Credit: Yanyan Zhao/Stanford University
A SLAC-Stanford study revealed four intermediate steps in folding a human protein called tubulin, all directed by the inner walls of a cellular machine called TRiC (yellow). The process starts when a strand of tubulin enters the TRiC chamber. One end (green) hooks into the inner chamber wall; then the other end (light blue) attaches in another spot and folds, followed by the green end and two more folds of the middle sections (dark blue and red). The folding is directed by areas of electrostatic charge on the inner wall and by “tails” of protein dangling from the inner wall, which hold and stabilize the protein in the right configuration for the next step in folding.

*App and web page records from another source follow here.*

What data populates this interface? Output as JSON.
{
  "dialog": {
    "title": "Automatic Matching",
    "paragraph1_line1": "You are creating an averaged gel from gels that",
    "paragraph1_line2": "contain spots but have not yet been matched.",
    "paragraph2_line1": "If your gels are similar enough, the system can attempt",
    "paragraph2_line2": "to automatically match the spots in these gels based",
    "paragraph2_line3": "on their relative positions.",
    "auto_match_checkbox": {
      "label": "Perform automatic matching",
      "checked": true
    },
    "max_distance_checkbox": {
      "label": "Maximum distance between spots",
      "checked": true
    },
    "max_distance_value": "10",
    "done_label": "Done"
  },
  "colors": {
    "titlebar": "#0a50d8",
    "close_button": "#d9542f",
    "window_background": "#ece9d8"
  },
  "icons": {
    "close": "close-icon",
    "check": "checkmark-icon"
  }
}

The protein core (dark blue) contains pockets (orange) where GTP, a molecule that stores and releases energy to power the cell’s work, plugs in.